> _AIM OF THE EXERCISE_: Look at the entries below and reproduce them exactly.

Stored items

*-*-*

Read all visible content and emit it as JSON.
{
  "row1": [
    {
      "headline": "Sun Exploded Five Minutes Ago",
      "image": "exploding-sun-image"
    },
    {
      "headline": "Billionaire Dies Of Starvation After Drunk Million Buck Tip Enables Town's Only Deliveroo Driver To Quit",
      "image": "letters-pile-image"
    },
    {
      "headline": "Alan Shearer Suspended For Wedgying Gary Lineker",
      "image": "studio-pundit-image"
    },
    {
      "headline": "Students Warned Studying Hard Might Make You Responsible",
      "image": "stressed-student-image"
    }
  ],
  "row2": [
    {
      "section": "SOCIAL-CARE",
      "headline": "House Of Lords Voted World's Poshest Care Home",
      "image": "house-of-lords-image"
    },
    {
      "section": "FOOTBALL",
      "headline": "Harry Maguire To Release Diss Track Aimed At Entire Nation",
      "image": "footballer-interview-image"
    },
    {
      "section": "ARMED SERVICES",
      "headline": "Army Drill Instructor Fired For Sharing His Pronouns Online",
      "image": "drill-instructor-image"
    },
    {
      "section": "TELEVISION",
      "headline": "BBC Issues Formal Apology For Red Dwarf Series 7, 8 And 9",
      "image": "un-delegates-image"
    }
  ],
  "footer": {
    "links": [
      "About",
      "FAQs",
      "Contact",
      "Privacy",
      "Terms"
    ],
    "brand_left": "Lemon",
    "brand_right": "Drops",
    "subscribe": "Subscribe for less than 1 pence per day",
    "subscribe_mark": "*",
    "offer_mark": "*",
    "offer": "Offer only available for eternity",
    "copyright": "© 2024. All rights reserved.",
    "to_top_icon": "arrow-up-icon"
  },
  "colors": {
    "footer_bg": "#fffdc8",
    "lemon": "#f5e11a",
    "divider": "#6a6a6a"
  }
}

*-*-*

> _SOLUTION FOR THIS PROBLEM_:
Read all visible content and emit it as JSON.
{
  "row1": [
    {
      "headline": "Sun Exploded Five Minutes Ago",
      "image": "exploding-sun-image"
    },
    {
      "headline": "Billionaire Dies Of Starvation After Drunk Million Buck Tip Enables Town's Only Deliveroo Driver To Quit",
      "image": "letters-pile-image"
    },
    {
      "headline": "Alan Shearer Suspended For Wedgying Gary Lineker",
      "image": "studio-pundit-image"
    },
    {
      "headline": "Students Warned Studying Hard Might Make You Responsible",
      "image": "stressed-student-image"
    }
  ],
  "row2": [
    {
      "section": "SOCIAL-CARE",
      "headline": "House Of Lords Voted World's Poshest Care Home",
      "image": "house-of-lords-image"
    },
    {
      "section": "FOOTBALL",
      "headline": "Harry Maguire To Release Diss Track Aimed At Entire Nation",
      "image": "footballer-interview-image"
    },
    {
      "section": "ARMED SERVICES",
      "headline": "Army Drill Instructor Fired For Sharing His Pronouns Online",
      "image": "drill-instructor-image"
    },
    {
      "section": "TELEVISION",
      "headline": "BBC Issues Formal Apology For Red Dwarf Series 7, 8 And 9",
      "image": "un-delegates-image"
    }
  ],
  "footer": {
    "links": [
      "About",
      "FAQs",
      "Contact",
      "Privacy",
      "Terms"
    ],
    "brand_left": "Lemon",
    "brand_right": "Drops",
    "subscribe": "Subscribe for less than 1 pence per day",
    "subscribe_mark": "*",
    "offer_mark": "*",
    "offer": "Offer only available for eternity",
    "copyright": "© 2024. All rights reserved.",
    "to_top_icon": "arrow-up-icon"
  },
  "colors": {
    "footer_bg": "#fffdc8",
    "lemon": "#f5e11a",
    "divider": "#6a6a6a"
  }
}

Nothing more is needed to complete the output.